#### PROBLEM DETAILS
Here are some records; copy every line that holds the word "reaction".
--- RECORDS FOR THE TASK Enclosed Below ---
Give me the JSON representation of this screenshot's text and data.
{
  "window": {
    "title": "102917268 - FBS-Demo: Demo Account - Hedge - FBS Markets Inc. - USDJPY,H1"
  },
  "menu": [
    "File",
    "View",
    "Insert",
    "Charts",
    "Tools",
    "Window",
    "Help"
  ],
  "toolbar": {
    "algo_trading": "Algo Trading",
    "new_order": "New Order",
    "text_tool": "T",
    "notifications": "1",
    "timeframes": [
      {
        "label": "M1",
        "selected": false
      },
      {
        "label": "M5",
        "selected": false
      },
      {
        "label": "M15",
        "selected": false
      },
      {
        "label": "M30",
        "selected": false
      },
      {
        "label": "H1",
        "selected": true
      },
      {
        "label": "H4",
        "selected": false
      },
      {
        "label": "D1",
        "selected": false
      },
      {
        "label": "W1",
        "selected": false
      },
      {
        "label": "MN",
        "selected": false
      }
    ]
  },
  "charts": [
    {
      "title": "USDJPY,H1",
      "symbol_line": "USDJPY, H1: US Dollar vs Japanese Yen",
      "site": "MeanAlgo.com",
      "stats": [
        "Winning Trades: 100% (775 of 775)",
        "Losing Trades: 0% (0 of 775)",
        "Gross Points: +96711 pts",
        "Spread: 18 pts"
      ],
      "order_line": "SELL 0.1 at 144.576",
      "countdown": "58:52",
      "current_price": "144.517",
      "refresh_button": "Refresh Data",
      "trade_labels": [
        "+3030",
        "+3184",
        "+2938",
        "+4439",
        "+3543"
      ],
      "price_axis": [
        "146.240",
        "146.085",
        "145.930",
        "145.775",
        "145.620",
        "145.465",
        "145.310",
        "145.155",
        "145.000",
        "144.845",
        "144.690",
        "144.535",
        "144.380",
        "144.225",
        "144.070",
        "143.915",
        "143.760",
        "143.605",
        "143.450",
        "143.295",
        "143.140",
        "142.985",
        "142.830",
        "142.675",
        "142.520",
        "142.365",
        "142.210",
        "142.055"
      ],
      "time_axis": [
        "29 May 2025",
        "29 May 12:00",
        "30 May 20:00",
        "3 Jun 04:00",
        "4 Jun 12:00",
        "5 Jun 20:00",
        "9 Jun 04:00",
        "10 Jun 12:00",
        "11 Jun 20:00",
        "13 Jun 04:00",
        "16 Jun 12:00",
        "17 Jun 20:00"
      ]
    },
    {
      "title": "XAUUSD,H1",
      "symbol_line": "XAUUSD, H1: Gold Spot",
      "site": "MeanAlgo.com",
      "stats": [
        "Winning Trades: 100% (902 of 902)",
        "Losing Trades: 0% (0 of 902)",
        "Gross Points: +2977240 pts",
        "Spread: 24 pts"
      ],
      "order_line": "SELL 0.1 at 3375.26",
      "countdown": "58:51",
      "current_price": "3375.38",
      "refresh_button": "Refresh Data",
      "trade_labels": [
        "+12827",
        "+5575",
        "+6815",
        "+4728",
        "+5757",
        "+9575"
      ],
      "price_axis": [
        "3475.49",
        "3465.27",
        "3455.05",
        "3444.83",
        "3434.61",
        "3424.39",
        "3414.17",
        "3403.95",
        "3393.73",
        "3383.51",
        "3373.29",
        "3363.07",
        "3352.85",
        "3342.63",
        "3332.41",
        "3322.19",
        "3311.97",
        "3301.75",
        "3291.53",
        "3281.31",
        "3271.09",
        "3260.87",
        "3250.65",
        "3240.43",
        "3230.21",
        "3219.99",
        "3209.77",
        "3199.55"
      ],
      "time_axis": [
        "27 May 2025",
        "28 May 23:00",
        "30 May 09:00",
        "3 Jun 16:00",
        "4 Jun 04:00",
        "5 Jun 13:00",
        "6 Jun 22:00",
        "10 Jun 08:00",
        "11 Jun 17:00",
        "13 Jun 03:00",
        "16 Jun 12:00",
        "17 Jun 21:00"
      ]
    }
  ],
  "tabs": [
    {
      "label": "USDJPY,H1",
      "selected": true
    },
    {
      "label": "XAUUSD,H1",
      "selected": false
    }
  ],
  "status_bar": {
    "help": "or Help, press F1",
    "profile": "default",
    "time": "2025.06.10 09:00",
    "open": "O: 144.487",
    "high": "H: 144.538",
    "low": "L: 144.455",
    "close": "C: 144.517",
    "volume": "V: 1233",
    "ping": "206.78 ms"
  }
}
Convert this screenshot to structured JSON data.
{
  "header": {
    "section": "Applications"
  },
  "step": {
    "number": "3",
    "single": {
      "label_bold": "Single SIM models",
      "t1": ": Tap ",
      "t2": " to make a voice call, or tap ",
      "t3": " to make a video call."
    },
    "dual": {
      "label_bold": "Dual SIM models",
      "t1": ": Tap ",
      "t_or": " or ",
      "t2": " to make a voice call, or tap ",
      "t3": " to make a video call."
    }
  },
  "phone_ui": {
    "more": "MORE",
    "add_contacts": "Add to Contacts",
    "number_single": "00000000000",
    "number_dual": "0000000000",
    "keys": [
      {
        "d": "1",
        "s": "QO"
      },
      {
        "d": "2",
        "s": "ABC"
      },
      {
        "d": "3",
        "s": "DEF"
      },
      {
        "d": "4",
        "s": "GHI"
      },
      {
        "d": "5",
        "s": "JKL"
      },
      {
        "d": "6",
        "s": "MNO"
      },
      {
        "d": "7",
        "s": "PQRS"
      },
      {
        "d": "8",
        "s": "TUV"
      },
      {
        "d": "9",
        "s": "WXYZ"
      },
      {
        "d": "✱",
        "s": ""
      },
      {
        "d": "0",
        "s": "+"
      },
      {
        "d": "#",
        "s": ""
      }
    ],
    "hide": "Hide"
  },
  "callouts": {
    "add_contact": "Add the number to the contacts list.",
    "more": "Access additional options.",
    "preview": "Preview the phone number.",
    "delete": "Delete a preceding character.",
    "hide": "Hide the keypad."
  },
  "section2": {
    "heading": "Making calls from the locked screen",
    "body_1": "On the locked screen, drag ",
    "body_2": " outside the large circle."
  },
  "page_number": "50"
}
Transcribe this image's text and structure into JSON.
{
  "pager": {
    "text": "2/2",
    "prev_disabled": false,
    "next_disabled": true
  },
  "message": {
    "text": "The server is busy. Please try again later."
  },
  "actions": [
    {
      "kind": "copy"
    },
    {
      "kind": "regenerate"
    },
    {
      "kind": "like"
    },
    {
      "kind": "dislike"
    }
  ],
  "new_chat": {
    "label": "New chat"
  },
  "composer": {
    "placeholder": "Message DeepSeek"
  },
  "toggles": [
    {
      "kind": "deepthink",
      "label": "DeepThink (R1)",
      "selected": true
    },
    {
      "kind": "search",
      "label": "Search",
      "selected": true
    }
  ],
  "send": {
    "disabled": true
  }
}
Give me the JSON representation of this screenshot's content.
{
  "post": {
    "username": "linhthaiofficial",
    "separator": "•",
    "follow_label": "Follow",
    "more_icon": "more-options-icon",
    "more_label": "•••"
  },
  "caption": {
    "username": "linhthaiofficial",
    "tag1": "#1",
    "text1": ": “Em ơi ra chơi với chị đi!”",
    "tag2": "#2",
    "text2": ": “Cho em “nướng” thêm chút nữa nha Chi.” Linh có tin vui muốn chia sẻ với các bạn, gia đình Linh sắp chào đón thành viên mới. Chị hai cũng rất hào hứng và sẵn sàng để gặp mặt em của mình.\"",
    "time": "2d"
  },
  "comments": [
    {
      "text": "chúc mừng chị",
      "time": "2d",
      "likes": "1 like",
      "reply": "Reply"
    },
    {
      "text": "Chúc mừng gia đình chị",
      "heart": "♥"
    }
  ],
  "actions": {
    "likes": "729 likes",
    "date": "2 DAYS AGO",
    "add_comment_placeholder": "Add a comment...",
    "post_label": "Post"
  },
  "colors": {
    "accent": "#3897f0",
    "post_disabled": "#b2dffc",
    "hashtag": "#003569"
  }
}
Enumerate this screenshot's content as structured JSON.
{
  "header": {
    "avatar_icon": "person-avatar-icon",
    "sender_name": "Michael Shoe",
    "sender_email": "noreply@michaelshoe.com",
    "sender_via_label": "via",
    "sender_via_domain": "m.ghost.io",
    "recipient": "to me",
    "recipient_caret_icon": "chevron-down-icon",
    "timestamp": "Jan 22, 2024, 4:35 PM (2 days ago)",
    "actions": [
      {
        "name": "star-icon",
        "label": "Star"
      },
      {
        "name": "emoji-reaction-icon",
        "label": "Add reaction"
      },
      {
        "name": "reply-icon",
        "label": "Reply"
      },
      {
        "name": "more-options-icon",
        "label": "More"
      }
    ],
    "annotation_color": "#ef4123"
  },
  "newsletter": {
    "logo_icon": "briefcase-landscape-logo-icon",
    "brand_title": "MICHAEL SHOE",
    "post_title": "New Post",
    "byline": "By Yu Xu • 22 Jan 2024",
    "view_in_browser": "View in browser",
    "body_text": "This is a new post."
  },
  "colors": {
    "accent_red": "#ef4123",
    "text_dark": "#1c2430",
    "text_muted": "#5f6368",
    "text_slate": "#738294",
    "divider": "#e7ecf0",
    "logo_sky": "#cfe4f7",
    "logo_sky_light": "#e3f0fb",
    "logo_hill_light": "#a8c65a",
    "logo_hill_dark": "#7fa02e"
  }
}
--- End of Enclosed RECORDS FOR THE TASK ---
#### RESULT OF THE TASK
        "name": "emoji-reaction-icon",
        "label": "Add reaction"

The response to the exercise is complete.